As a clinical counselor, I would estimate that 95% of the clients I see have experienced some kind of trauma in their lives. And that 100% of those clients would like their trauma to be “fixed”.
Trauma cannot be fixed. It can only be lived with, better.
As soon as I tell clients that there is no way to “fix” or get rid of or not be affected ever again by their trauma, they generally make one of two decisions.
They get upset and decide that I am a terrible therapist and that surely there must be one out there who can “fix” them or that therapy is bogus and they are never trying it again and they do not come back to see me again OR they decide they are willing to try to live better with their trauma.
You can remove trauma or at least obliterate it from memory. One way to do that is to have a lobotomy. Another way to do it is to undergo ECT (electroconvulsive therapy) or shock therapy. Hypnosis can make you “think” you have removed trauma, but it only replaces it with another thought or reaction.

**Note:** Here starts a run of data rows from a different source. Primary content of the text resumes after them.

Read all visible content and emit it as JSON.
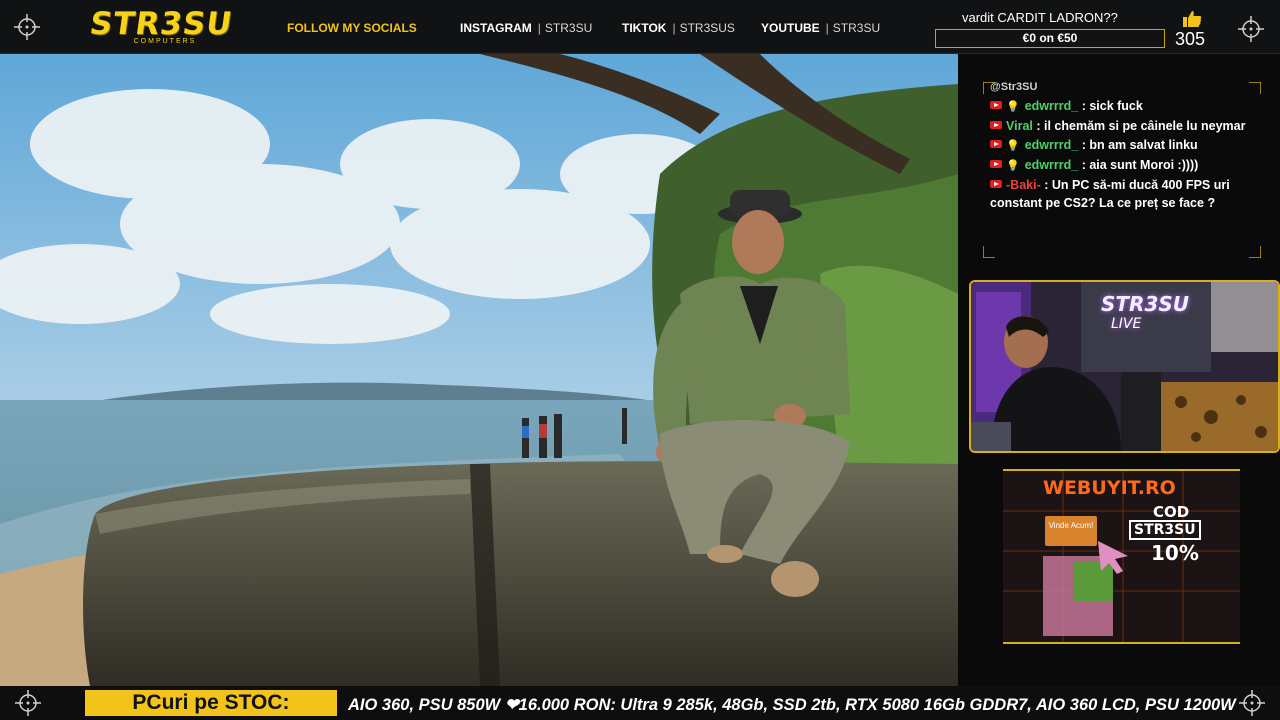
{
  "header": {
    "logo_text": "STR3SU",
    "logo_sub": "COMPUTERS",
    "follow_label": "FOLLOW MY SOCIALS",
    "socials": [
      {
        "platform": "INSTAGRAM",
        "handle": "STR3SU"
      },
      {
        "platform": "TIKTOK",
        "handle": "STR3SUS"
      },
      {
        "platform": "YOUTUBE",
        "handle": "STR3SU"
      }
    ],
    "separator": "|"
  },
  "poll": {
    "title": "vardit CARDIT LADRON??",
    "amount": "€0 on €50"
  },
  "likes": {
    "icon": "thumbs-up-icon",
    "count": "305"
  },
  "chat": {
    "prev_line": "@Str3SU",
    "messages": [
      {
        "user": "edwrrrd_",
        "user_color": "green",
        "badge": "bulb",
        "text": ": sick fuck"
      },
      {
        "user": "Viral",
        "user_color": "green",
        "badge": "",
        "text": ": il chemăm si pe câinele lu neymar"
      },
      {
        "user": "edwrrrd_",
        "user_color": "green",
        "badge": "bulb",
        "text": ": bn am salvat linku"
      },
      {
        "user": "edwrrrd_",
        "user_color": "green",
        "badge": "bulb",
        "text": ": aia sunt Moroi :))))"
      },
      {
        "user": "-Baki-",
        "user_color": "red",
        "badge": "",
        "text": ": Un PC să-mi ducă 400 FPS uri constant pe CS2? La ce preț se face ?"
      }
    ]
  },
  "webcam": {
    "overlay_title": "STR3SU",
    "overlay_live": "LIVE"
  },
  "ad": {
    "brand": "WEBUYIT.RO",
    "cod_label": "COD",
    "code": "STR3SU",
    "discount": "10%",
    "button": "Vinde Acum!"
  },
  "ticker": {
    "label": "PCuri pe STOC:",
    "text": "AIO 360, PSU 850W ❤16.000 RON: Ultra 9 285k, 48Gb, SSD 2tb, RTX 5080 16Gb GDDR7, AIO 360 LCD, PSU 1200W"
  },
  "colors": {
    "accent": "#f2c31a",
    "chat_green": "#50d06a",
    "chat_red": "#ef3f3f",
    "youtube_red": "#e02020"
  }
}
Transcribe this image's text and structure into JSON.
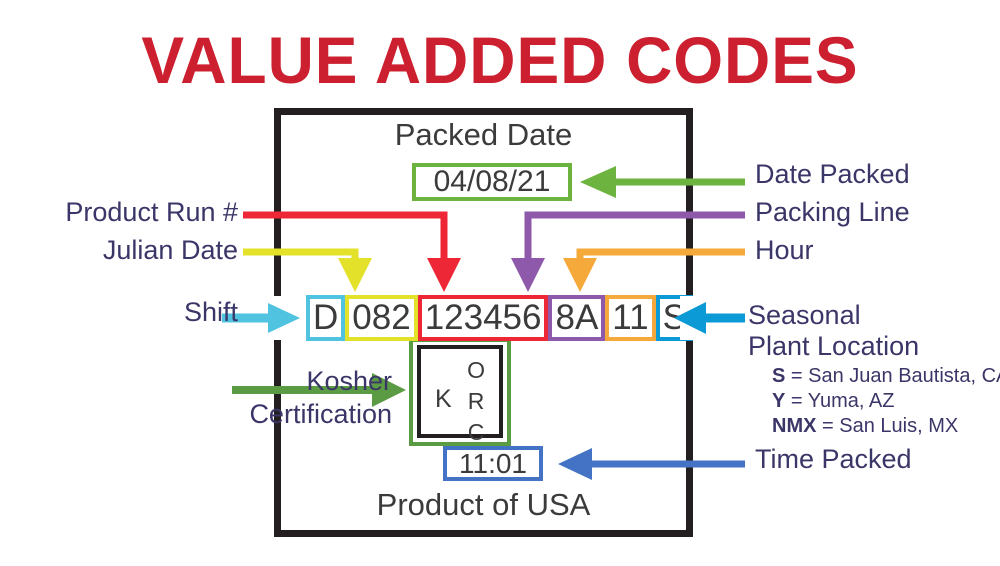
{
  "title": "VALUE ADDED CODES",
  "package": {
    "packed_date_label": "Packed Date",
    "packed_date_value": "04/08/21",
    "time_value": "11:01",
    "product_of": "Product of USA",
    "kosher": {
      "letter_k": "K",
      "letter_o": "O",
      "letter_r": "R",
      "letter_c": "C"
    }
  },
  "code": {
    "segments": [
      {
        "id": "shift",
        "value": "D",
        "color": "#4fc3e0",
        "label": "Shift"
      },
      {
        "id": "julian",
        "value": "082",
        "color": "#e4e12a",
        "label": "Julian Date"
      },
      {
        "id": "run",
        "value": "123456",
        "color": "#ee2737",
        "label": "Product Run #"
      },
      {
        "id": "line",
        "value": "8A",
        "color": "#8e58ab",
        "label": "Packing Line"
      },
      {
        "id": "hour",
        "value": "11",
        "color": "#f6a93b",
        "label": "Hour"
      },
      {
        "id": "plant",
        "value": "S",
        "color": "#0c9ad7",
        "label": "Seasonal Plant Location"
      }
    ],
    "full_code": "D 082 123456 8A 11 S"
  },
  "labels_left": {
    "product_run": "Product Run #",
    "julian_date": "Julian Date",
    "shift": "Shift",
    "kosher_line1": "Kosher",
    "kosher_line2": "Certification"
  },
  "labels_right": {
    "date_packed": "Date Packed",
    "packing_line": "Packing Line",
    "hour": "Hour",
    "time_packed": "Time Packed",
    "seasonal_line1": "Seasonal",
    "seasonal_line2": "Plant Location"
  },
  "plant_codes": [
    {
      "code": "S",
      "sep": " = ",
      "place": "San Juan Bautista, CA"
    },
    {
      "code": "Y",
      "sep": " = ",
      "place": "Yuma, AZ"
    },
    {
      "code": "NMX",
      "sep": " = ",
      "place": "San Luis, MX"
    }
  ],
  "colors": {
    "title_red": "#cc2030",
    "label_navy": "#3b3668",
    "frame_dark": "#231f20",
    "value_gray": "#3b3b3b",
    "date_green": "#6cb33f",
    "kosher_green": "#5b9b43",
    "time_blue": "#4472c4",
    "shift_cyan": "#4fc3e0",
    "julian_yellow": "#e4e12a",
    "run_red": "#ee2737",
    "line_purple": "#8e58ab",
    "hour_orange": "#f6a93b",
    "plant_blue": "#0c9ad7"
  }
}
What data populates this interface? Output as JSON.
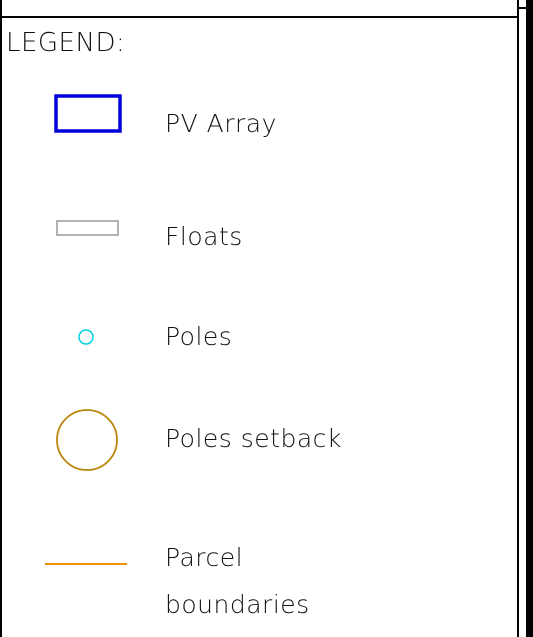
{
  "legend": {
    "title": "LEGEND:",
    "items": [
      {
        "label": "PV Array",
        "symbol": "rectangle",
        "stroke": "#0000dd"
      },
      {
        "label": "Floats",
        "symbol": "rectangle",
        "stroke": "#999999"
      },
      {
        "label": "Poles",
        "symbol": "circle",
        "stroke": "#00d0e0"
      },
      {
        "label": "Poles setback",
        "symbol": "circle",
        "stroke": "#b8860b"
      },
      {
        "label": "Parcel boundaries",
        "label_lines": [
          "Parcel",
          "boundaries"
        ],
        "symbol": "line",
        "stroke": "#f0900a"
      }
    ]
  },
  "colors": {
    "frame": "#000000",
    "background": "#ffffff",
    "text": "#111111"
  }
}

Otherwise, trauma remains part of who we are, forever. It can control our thoughts. It can control our actions and reactions. It can control our lives.
If we allow it to do so.
Or we can gain control over our trauma and learn to live BETTER with it.
Step one, acknowledging and confronting all of our traumas. Knowing them. Being able to name them, talk about them, and recognize how they started. We must truly understand what our traumas are in order to learn to better live with them.
Step two, we must learn and accept how these traumas now control our lives. What emotions do they make us feel, what beliefs have they created in our minds, how do they affect our relationships with others, how do they affect our relationship with ourselves? Recognizing that how we live with trauma is how we live our entire lives. Every aspect of our lives.
Step three, we must work to change negative beliefs, emotions, choices, actions, and reactions. We must work to replace these with positive. We must work to confront these with the truth instead of the trauma-informed lies. We must consistently, constantly with every single one apply repetition and reinforcement to live better with our trauma.
It is exhausting work.
And this is the point where those who have chosen to stay at work to live better with their trauma start to reconsider. In the world of quick fixes, instant gratification, change at blinding speed, the work required to change our trauma-informed life can seem overwhelming. And many will give up at this point feeling that it is too hard and that living the way they have always lived is easier.
But it is not easier, it is just comfortable, familiar.
Those that stay after this point come to understand that by doing this work they can live better with their trauma — despite their trauma. As survivors.
Living better means having positive beliefs about yourself. Living better means having more positive emotions than negative in relation to your trauma and your life.
Living better means making more positive choices because you want to make them not because your trauma-informed lies direct you to make them. Living better means having positive actions and reactions based on what you truly want for yourself not what your trauma-informed lies tell you that you deserve.
Trauma cannot be fixed. As a therapist, I do not have a magic wand. What has happened to all of us happened, it cannot be erased.
It can be lived with — BETTER — with work, with understanding, with love for yourself.
Trauma creates change you don’t choose. Healing creates change you do choose. ~ Michele Rosenthal
Until next time be well,